--- PROBLEM TO SOLVE ---
From the listing below, copy out every line where the word "abierta" appears.

--- MATERIAL FOR THIS EXERCISE ---
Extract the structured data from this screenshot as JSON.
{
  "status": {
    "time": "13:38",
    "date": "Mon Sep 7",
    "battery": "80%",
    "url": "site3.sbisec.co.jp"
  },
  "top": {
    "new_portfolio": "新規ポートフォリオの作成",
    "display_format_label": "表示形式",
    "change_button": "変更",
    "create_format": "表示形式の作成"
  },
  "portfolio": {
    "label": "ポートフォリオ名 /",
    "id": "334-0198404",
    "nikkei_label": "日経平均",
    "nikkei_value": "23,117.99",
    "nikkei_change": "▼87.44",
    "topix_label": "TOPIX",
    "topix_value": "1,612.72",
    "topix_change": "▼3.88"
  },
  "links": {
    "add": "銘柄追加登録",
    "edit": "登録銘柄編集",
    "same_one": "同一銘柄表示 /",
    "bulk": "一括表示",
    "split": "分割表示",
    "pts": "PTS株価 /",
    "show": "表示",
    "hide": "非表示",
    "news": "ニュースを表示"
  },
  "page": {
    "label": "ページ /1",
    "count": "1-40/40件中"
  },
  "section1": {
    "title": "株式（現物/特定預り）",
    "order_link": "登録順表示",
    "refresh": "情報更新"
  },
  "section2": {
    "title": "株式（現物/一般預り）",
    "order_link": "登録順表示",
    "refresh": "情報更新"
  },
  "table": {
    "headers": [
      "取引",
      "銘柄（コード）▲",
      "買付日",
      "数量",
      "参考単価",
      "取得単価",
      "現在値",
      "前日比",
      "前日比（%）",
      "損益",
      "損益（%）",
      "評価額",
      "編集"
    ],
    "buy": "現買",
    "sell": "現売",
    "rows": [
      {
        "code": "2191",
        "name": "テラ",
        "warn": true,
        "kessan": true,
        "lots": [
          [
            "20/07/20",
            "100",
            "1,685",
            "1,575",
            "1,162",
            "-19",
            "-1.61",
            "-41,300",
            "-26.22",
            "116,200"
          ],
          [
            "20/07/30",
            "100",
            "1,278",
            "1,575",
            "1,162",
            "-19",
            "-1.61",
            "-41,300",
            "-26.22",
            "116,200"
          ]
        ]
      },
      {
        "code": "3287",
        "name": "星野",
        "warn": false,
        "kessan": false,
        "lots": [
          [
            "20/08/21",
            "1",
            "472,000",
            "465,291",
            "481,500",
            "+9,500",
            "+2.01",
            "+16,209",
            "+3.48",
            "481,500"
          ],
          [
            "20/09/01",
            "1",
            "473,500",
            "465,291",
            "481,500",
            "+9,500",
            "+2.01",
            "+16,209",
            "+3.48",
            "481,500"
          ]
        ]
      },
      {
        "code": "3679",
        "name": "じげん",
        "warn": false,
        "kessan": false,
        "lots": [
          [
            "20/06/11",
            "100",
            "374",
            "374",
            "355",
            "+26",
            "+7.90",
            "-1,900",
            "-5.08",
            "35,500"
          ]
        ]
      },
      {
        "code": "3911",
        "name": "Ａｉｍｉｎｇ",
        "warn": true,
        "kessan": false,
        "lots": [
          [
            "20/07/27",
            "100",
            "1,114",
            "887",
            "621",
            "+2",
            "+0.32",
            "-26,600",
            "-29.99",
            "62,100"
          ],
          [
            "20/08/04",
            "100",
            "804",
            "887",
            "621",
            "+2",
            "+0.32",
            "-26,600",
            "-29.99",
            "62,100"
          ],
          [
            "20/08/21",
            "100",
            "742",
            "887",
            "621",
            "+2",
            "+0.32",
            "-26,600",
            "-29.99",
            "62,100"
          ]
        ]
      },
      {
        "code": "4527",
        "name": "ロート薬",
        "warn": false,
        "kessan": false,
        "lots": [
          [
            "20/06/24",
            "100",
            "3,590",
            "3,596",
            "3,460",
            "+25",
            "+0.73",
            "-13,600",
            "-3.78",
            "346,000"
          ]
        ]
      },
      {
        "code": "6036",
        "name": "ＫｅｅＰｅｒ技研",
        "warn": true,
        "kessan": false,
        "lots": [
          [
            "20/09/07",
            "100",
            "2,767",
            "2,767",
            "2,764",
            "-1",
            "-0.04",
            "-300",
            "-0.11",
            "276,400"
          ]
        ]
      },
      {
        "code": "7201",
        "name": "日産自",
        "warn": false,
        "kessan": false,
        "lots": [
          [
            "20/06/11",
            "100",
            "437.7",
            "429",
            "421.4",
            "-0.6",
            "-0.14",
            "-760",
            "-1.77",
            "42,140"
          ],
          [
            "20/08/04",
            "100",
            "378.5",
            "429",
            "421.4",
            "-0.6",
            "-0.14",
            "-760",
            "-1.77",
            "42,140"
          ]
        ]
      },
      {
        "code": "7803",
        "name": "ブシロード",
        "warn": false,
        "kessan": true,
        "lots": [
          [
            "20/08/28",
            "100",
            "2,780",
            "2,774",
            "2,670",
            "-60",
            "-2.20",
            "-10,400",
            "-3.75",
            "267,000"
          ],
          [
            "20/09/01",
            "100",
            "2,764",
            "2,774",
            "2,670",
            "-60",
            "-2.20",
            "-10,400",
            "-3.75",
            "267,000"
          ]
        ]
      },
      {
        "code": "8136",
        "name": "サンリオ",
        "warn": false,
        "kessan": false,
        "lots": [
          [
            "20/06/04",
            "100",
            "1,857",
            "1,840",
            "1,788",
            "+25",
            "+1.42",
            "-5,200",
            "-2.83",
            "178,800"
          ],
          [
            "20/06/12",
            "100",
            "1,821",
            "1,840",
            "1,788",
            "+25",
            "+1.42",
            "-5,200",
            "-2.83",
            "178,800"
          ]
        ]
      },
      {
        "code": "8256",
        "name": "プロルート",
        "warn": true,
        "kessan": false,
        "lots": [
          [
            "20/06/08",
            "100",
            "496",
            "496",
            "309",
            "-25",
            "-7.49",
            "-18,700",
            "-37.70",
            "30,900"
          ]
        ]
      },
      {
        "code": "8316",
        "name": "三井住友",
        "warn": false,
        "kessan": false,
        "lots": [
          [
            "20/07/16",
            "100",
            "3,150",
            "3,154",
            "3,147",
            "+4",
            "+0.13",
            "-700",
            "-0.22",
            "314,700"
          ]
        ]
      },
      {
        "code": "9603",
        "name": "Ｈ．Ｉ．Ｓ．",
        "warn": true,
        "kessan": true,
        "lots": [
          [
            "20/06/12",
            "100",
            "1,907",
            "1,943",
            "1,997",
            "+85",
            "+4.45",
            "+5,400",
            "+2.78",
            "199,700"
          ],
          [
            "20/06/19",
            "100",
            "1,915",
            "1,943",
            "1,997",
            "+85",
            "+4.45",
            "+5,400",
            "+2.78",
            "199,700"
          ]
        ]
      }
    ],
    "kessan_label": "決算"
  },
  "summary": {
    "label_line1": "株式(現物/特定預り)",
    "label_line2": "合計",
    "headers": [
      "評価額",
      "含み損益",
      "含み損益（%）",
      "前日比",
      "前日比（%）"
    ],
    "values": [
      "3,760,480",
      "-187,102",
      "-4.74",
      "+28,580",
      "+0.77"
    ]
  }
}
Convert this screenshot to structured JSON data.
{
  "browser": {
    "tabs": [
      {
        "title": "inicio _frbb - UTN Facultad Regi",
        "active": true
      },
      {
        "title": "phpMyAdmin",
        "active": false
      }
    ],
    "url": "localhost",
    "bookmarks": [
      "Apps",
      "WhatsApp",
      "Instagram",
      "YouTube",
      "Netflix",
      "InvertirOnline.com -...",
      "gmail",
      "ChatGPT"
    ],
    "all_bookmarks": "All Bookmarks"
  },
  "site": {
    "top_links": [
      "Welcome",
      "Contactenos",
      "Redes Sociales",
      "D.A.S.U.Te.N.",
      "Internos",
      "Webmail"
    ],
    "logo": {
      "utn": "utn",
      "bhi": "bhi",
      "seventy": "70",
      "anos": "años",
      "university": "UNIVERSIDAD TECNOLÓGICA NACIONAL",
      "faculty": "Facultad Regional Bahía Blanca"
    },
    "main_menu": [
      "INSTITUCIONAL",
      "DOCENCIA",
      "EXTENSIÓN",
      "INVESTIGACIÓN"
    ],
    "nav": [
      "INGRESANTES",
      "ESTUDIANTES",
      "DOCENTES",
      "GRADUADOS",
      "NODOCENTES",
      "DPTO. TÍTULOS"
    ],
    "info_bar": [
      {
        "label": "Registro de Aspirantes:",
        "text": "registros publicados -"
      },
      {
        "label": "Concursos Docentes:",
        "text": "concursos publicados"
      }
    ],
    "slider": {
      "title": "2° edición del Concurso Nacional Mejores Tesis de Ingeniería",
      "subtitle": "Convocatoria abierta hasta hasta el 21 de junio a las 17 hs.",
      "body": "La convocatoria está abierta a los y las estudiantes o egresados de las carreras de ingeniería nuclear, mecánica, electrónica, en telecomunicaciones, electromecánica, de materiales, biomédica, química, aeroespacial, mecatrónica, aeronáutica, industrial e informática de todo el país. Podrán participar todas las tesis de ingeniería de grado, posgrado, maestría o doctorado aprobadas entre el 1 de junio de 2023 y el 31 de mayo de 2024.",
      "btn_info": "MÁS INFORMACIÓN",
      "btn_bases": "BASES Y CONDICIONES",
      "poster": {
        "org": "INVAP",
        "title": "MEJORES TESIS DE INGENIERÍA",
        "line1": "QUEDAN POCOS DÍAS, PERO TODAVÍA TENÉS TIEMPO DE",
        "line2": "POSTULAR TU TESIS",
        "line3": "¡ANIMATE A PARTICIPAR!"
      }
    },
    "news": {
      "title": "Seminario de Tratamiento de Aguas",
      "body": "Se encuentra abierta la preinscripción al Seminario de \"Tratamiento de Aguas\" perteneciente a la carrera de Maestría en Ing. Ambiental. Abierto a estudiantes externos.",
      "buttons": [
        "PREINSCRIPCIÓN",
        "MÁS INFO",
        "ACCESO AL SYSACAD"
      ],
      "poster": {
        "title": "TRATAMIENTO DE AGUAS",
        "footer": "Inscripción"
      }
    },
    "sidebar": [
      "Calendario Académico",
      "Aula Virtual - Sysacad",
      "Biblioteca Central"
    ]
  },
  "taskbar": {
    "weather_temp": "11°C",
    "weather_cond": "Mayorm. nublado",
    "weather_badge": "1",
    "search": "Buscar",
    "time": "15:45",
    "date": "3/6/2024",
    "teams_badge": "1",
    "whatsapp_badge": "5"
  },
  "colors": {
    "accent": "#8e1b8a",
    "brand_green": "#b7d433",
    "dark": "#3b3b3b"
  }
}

--- FINISHED TASK ---
      "subtitle": "Convocatoria abierta hasta hasta el 21 de junio a las 17 hs.",
      "body": "La convocatoria está abierta a los y las estudiantes o egresados de las carreras de ingeniería nuclear, mecánica, electrónica, en telecomunicaciones, electromecánica, de materiales, biomédica, química, aeroespacial, mecatrónica, aeronáutica, industrial e informática de todo el país. Podrán participar todas las tesis de ingeniería de grado, posgrado, maestría o doctorado aprobadas entre el 1 de junio de 2023 y el 31 de mayo de 2024.",
      "body": "Se encuentra abierta la preinscripción al Seminario de \"Tratamiento de Aguas\" perteneciente a la carrera de Maestría en Ing. Ambiental. Abierto a estudiantes externos.",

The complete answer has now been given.